Nice article. Well written and informative. I kinda feel that the title "cookie candidate" is belittling. It changes the meaning of what the candidate wrote, like some headline writer was trying to be cute. If I were the journalist who wrote this serious article, I'd be annoyed. Anyway, I really like the new direction of the Good Times.
That's the realest sounding city council candidate I've seen in some time
written by Jim Jones, May 08, 2014
I look forward to hearing more about Leonie Sherman.
Courage, not Cookies
written by Don Webber, May 07, 2014
I'm not sure I ever heard a candidate courageous enough to suggest we accept the "inherent limits of natural systems" before. Bravo, Leonie. Maybe this drought will bring that realization to enough city voters this November. I hope so.

Write comment
smaller | bigger

busy
 

Share this on your social networks

Bookmark and Share

Share this

Bookmark and Share

 

Gate Openers

Up-and-coming artists like Ryan Bingham are a great reason to show up early to the Santa Cruz American Music Festival

 

Gemini Sun, Pentecost, Shavuot—Enlightenment and Gladness

As the sun enters Gemini on Sunday, sign of speaking, communication, thinking, inter-relations, writing and understanding languages, the feast days of Pentecost & Shavuot (Catholic and Jewish festivals) occur. During Pentecost’s 50 days after Easter, tongues of fire appear above the heads of the disciples, providing them with the ability to understand all languages and all feelings hidden in the minds and hearts of humanity. It’s recorded that Pentecost began with a loud noise, which happened in an upper room (signifying the mind). The Christ (World Teacher) told his disciples (after his ascension) when encountering a man at a well carrying a water pot (signs for Age of Aquarius) to follow him to an upper room. There, the Holy Spirit (Ray 3 of Divine Intelligence) would overshadow them, expand their minds, give them courage and enable them to teach throughout the world, speaking all languages and thus able to minister to the true needs of a “seeking” humanity. Pentecost (50 days, pentagram, Ray 5, Venus, concrete and scientific knowledge, the Ray of Aquarius) sounds dramatic, impressive and scary: The loud noise, a thunderous rush of wind and then “tongues of fire” above the heads of each disciple (men and women). Fire has purpose. It purifies, disintegrates, purges, transforms and liberates (frees) us from the past. This was the Holy Spirit (Ray 3, love and wisdom) being received by the disciples, so they would teach in the world and inform humanity of the Messiah (Christ), who initiated the new age (Pisces) and gave humanity the new law (adding to the 10 Commandments of the Aries Age) to Love (Ray 2) one another. Note: Gemini is also Ray 2. Shavuot is the Jewish Festival of Gladness, the First Fruits Festival celebrating the giving of the 10 Commandments to Moses as the Aries Age was initiated. Thus, we have two developmental stages here, Jewish festival of the Old Testament. Pentecost of the New Testament. We have gladness, integrating both.

 

The New Tech Nexus

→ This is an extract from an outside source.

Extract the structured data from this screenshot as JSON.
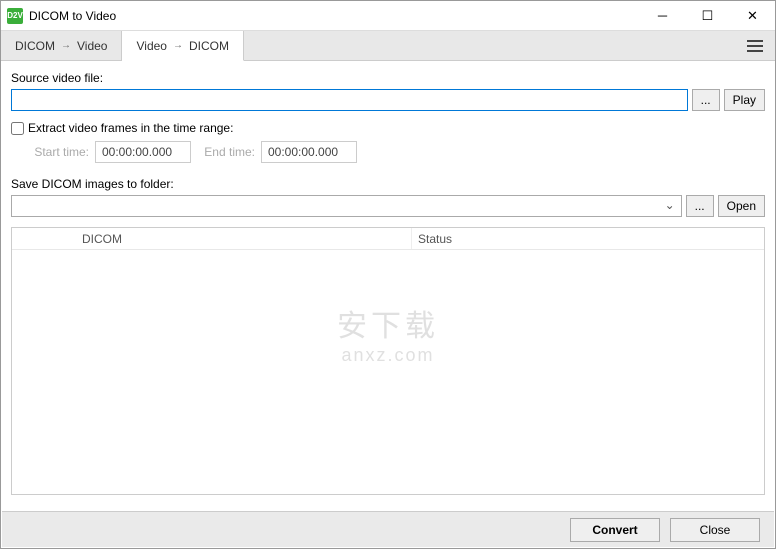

Community leaders in science and technology unite to form web-based networking program

 

Off Her Meds

Kristin Wiig runs wild—and transcends her sketch comedy roots—as a truly strange character ‘Welcome to Me’
Sign up for Good Times weekly newsletter
Get the latest news, events

RSS Feed Burner

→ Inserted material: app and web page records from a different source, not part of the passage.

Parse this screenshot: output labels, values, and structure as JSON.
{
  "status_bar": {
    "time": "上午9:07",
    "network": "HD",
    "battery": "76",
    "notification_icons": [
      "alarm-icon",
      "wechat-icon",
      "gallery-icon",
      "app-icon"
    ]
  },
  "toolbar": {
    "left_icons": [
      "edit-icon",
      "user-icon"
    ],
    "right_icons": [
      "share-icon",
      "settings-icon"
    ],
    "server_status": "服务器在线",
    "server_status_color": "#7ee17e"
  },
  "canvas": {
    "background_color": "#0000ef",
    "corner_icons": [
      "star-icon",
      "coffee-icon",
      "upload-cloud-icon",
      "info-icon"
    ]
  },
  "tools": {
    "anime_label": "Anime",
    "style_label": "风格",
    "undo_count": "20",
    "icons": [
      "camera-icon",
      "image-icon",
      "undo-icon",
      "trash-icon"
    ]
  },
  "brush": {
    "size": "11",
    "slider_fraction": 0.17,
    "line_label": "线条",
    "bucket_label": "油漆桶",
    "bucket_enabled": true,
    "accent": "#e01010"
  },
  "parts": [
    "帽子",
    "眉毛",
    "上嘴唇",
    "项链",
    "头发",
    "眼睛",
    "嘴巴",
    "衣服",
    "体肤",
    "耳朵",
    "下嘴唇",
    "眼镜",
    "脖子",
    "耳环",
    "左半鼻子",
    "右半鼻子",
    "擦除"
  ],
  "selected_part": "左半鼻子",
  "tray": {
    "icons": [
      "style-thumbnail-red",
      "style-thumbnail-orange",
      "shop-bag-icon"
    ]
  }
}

 Subscribe in a reader

Latest Comments

 

Flats Bistro

Pizza with an artisan twist comes to Aptos Beach

 

What’s your take on Santa Cruz locals?

Santa Cruz locals are really friendly once you know them. I think a lot of them have a hard time leaving, and I would too. Ryan Carle, Santa Cruz, Biologist

 

Soquel Vineyards

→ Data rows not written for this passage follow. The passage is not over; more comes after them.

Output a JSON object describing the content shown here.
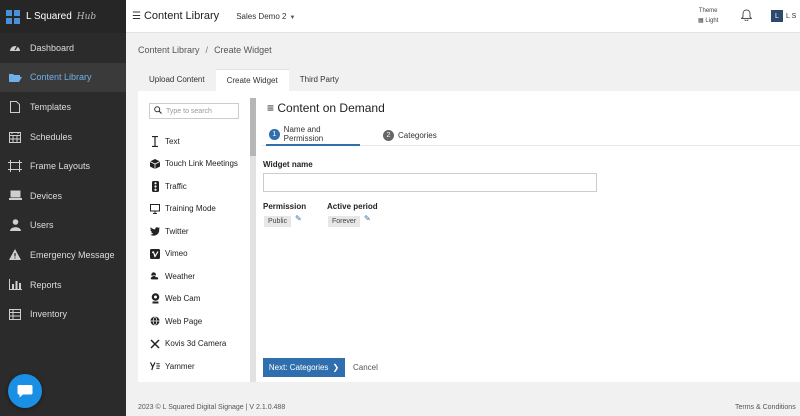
{
  "brand": {
    "name": "L Squared",
    "suffix": "Hub"
  },
  "sidebar": {
    "items": [
      {
        "label": "Dashboard",
        "icon": "dashboard-icon"
      },
      {
        "label": "Content Library",
        "icon": "folder-icon",
        "active": true
      },
      {
        "label": "Templates",
        "icon": "file-icon"
      },
      {
        "label": "Schedules",
        "icon": "calendar-icon"
      },
      {
        "label": "Frame Layouts",
        "icon": "frame-icon"
      },
      {
        "label": "Devices",
        "icon": "devices-icon"
      },
      {
        "label": "Users",
        "icon": "user-icon"
      },
      {
        "label": "Emergency Message",
        "icon": "warning-icon"
      },
      {
        "label": "Reports",
        "icon": "chart-icon"
      },
      {
        "label": "Inventory",
        "icon": "table-icon"
      }
    ]
  },
  "header": {
    "title": "Content Library",
    "account": "Sales Demo 2",
    "theme_label": "Theme",
    "theme_value": "Light",
    "user_initial": "L",
    "user_name": "L S"
  },
  "breadcrumb": {
    "root": "Content Library",
    "separator": "/",
    "current": "Create Widget"
  },
  "tabs": [
    {
      "label": "Upload Content"
    },
    {
      "label": "Create Widget",
      "active": true
    },
    {
      "label": "Third Party"
    }
  ],
  "widget_list": {
    "search_placeholder": "Type to search",
    "items": [
      {
        "label": "Text",
        "icon": "text-cursor-icon"
      },
      {
        "label": "Touch Link Meetings",
        "icon": "cube-icon"
      },
      {
        "label": "Traffic",
        "icon": "traffic-light-icon"
      },
      {
        "label": "Training Mode",
        "icon": "monitor-icon"
      },
      {
        "label": "Twitter",
        "icon": "twitter-icon"
      },
      {
        "label": "Vimeo",
        "icon": "vimeo-icon"
      },
      {
        "label": "Weather",
        "icon": "weather-icon"
      },
      {
        "label": "Web Cam",
        "icon": "webcam-icon"
      },
      {
        "label": "Web Page",
        "icon": "globe-icon"
      },
      {
        "label": "Kovis 3d Camera",
        "icon": "cross-icon"
      },
      {
        "label": "Yammer",
        "icon": "yammer-icon"
      }
    ]
  },
  "panel": {
    "title": "Content on Demand",
    "steps": [
      {
        "num": "1",
        "label": "Name and Permission",
        "active": true
      },
      {
        "num": "2",
        "label": "Categories"
      }
    ],
    "widget_name_label": "Widget name",
    "widget_name_value": "",
    "permission_label": "Permission",
    "permission_value": "Public",
    "active_period_label": "Active period",
    "active_period_value": "Forever",
    "next_label": "Next: Categories",
    "cancel_label": "Cancel"
  },
  "footer": {
    "copyright": "2023 © L Squared Digital Signage | V 2.1.0.488",
    "terms": "Terms & Conditions"
  },
  "colors": {
    "accent": "#2f6fad",
    "sidebar_bg": "#2b2b2b",
    "chat_bubble": "#1a8fe3"
  }
}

If Soquel Vineyards partners Peter and Paul Bargetto and Jon Morgan were walking down the street wearing their winning wine competition medals, you’d hear them coming from a mile away. This year was particularly rewarding for the Bargettos and Morgan—they won two Double Gold Medals and five Gold Medals at January’s San Francisco Chronicle Wine Competition.

 

Enlightened Flavors

Squash & Blossom’s artisanal alternative-flour delights, beet kvass from Cafe Ivéta, and the Santa Cruz Baroque Festival